- Alzheimer’s disease
- Attention deficit disorder
- Mild cognitive impairment
3. Loss of appetite
Remember how your liver is actually a part of your digestive system? Well, the result of that is the fact that one of the major signs of liver damage is a loss of appetite.
This often happens as a result of digestive discomfort (such as bloating) and episodes of nausea and/or vomiting.
Because nausea and vomiting are linked to a myriad of health concerns, it’s actually common for this sign of liver damage to be confused with one of the following conditions:
- Eating disorder
- Hormone imbalance(s)
- Thyroid disorder
4. Abdominal pain/bloating
Once again, the fact that the liver is part of the digestive system plays a role here. But there’s more to the picture as well.
When you have a low-functioning liver, over time, it could lead to an imbalance of proteins in your body. This can cause fluid to build up in your abdomen, leading to pain and bloating, which is one of the major signs of liver damage.
But with our modern lifestyles and overall poor dietary choices, abdominal pain and bloating have become fairly common.  Accordingly, here are a few conditions more commonly associated with pain and bloating that could lead to a misdiagnosis:
- Crohn’s disease
- Stomach virus
- Ulcerative colitis
5. Nausea and/or vomiting
Think about the last time you vomited.
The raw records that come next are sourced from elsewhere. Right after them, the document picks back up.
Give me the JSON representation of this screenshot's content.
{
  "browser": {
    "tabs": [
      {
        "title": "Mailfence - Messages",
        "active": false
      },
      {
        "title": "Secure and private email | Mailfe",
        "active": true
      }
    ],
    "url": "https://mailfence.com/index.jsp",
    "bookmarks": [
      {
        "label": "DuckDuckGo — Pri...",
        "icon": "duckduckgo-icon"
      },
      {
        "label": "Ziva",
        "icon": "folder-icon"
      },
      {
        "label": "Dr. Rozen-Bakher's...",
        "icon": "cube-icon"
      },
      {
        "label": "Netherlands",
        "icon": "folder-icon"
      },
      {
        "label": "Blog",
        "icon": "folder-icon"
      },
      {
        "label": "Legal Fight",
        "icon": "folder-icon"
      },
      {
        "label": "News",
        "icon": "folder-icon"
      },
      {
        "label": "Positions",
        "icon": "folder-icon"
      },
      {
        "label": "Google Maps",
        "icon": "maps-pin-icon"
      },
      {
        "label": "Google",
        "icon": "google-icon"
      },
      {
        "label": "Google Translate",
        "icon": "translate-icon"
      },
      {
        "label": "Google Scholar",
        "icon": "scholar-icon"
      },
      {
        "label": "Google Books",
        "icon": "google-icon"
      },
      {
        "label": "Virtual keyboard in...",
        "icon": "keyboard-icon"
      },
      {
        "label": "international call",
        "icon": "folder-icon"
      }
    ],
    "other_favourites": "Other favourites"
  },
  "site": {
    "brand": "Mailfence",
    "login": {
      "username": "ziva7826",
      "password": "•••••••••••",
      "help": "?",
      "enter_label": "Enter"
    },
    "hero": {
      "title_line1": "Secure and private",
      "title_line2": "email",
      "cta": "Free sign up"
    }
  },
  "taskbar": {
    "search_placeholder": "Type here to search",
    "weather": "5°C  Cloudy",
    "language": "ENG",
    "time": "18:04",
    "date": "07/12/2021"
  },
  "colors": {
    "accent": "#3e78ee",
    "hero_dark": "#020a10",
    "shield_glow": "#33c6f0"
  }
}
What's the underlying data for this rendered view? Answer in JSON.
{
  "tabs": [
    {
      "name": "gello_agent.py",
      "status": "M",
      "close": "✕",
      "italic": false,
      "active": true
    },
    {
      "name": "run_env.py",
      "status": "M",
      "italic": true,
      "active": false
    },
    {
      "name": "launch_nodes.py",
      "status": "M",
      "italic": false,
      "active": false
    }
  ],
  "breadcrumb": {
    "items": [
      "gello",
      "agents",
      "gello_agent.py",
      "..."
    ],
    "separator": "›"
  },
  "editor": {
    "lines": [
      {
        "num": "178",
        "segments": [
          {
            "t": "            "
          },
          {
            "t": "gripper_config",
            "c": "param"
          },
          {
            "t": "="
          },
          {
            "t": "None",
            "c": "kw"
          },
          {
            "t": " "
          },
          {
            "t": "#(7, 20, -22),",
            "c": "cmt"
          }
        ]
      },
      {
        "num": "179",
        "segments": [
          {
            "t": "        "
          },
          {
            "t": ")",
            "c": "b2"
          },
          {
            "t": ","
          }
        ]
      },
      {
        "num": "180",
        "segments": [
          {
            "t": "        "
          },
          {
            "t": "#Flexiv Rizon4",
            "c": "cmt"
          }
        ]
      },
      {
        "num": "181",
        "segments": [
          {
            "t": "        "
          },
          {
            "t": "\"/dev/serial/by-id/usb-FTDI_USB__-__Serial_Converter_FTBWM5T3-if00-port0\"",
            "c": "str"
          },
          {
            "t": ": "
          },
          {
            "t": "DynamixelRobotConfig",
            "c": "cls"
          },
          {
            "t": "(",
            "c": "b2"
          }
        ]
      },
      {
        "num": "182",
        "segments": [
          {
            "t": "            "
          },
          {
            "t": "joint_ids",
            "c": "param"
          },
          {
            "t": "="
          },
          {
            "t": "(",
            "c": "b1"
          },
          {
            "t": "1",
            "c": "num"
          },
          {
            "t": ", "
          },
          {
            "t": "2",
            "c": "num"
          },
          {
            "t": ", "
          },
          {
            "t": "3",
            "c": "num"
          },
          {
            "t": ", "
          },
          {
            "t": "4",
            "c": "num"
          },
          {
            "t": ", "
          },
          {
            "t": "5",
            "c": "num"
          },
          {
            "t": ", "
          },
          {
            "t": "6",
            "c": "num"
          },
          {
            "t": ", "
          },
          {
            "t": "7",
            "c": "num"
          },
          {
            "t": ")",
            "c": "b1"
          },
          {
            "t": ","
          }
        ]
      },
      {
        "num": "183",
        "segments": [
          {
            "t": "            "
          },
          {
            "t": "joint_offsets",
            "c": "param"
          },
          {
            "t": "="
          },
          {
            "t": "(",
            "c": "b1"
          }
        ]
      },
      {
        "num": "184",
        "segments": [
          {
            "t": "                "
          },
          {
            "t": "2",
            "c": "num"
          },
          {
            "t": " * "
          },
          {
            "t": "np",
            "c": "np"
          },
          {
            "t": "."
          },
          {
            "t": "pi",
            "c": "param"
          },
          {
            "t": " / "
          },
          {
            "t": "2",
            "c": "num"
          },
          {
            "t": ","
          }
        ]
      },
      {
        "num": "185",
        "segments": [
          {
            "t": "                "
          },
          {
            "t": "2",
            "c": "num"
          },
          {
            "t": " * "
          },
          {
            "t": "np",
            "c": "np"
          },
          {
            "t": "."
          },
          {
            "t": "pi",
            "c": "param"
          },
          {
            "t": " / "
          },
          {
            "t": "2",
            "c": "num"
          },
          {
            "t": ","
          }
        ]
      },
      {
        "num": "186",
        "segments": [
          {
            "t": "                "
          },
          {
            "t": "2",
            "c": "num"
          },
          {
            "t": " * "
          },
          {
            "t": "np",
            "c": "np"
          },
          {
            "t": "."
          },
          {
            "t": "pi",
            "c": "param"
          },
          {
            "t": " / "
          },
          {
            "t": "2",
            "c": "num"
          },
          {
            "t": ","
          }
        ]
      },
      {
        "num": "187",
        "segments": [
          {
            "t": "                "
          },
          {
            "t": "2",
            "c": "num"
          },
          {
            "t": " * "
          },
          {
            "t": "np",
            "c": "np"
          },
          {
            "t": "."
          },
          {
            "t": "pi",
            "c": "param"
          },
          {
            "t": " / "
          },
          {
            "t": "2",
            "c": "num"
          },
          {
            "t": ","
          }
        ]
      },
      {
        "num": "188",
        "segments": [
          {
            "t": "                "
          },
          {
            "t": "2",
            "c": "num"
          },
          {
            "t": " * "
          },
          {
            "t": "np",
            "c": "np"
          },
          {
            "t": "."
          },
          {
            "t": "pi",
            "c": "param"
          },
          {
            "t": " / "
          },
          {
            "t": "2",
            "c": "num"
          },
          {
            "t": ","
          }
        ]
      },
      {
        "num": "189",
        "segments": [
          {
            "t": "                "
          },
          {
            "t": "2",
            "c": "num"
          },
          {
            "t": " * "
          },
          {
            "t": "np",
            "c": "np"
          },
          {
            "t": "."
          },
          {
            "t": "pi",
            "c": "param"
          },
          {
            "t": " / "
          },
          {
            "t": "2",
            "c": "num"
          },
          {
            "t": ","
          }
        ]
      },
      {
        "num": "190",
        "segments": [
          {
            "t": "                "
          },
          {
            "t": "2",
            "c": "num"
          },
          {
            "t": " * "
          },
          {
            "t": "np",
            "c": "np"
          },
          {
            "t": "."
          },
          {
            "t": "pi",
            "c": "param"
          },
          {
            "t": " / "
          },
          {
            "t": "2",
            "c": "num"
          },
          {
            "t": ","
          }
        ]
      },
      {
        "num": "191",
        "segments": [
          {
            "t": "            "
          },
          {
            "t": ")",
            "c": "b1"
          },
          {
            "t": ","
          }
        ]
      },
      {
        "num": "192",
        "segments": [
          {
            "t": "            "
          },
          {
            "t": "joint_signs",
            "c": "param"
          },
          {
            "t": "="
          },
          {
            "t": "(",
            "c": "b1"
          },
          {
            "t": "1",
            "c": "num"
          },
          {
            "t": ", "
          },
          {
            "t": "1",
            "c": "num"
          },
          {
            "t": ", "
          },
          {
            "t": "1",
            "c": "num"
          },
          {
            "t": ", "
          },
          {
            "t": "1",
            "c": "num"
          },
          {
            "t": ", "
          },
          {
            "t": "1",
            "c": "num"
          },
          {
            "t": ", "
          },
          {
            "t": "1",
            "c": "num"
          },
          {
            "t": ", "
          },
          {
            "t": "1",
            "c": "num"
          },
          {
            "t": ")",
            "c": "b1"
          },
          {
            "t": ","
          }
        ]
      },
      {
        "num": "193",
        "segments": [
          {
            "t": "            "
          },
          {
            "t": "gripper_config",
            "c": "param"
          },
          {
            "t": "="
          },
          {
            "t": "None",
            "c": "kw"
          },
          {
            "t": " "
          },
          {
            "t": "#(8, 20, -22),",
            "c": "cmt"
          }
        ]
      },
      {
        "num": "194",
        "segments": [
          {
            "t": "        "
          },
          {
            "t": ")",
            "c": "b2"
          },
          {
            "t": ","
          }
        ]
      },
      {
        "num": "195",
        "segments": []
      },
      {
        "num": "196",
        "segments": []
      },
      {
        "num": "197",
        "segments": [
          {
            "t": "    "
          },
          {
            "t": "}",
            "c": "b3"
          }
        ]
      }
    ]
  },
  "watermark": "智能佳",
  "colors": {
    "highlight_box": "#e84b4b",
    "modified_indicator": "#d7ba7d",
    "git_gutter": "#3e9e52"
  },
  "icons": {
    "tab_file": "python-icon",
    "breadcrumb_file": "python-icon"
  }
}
Odds are that you either ate something that made you sick or you had some sort of stomach bug. Either way, it was your body’s attempt to remove a toxin—what it determined was a threat.
Because your liver’s primary function is to eliminate toxins from your body, a low-functioning liver becomes unable to do that, resulting in a buildup of toxins in your body.
The result? Nausea and vomiting—your body’s attempt to remove the toxin. But, yet again, nausea is quite commonly linked to other conditions more so than one of the signs of liver damage, you may be misdiagnosed with one of the following:
- Food poisoning
- Gallbladder disease
- Motion sickness
6. Abnormal bruising
Finally, one of the signs of liver damage is experiencing abnormal bruising. Here’s why: Your liver is actually responsible for producing the proteins your body needs to help your blood clot.
The result? You bleed and bruise more easily when you have a low-functioning liver. Now, liver damage doesn’t immediately come to mind when you start to notice bruising, so here are a few conditions it may be confused with:
- Blood disorders
- Vitamin deficiencies
What to Do If You Suspect You Have Liver Damage
If you have one or more of the symptoms above, you may begin to suspect that you have some of the signs of liver damage.
If that’s the case, consider having your doctor run some lab work to test your liver enzymes, and discuss the proper protocol that’s best for you if your results indicate liver damage.
But what should you do if you’re showing signs of liver damage but your results come back in the normal range?
In addition to consulting with your primary physician, I recommend engaging in a short dietary detox designed to help your liver rid itself of any stored toxins, which enables it to work more efficiently.
To begin your detox, check out my article on the top five foods to detox your liver. It’s a great place to start.
But then I want to encourage you to check out my 7-day detox as well, which will take out all the guesswork and help you begin to feel better in as little as a week! After all, why wait to take charge of your health and feel your best?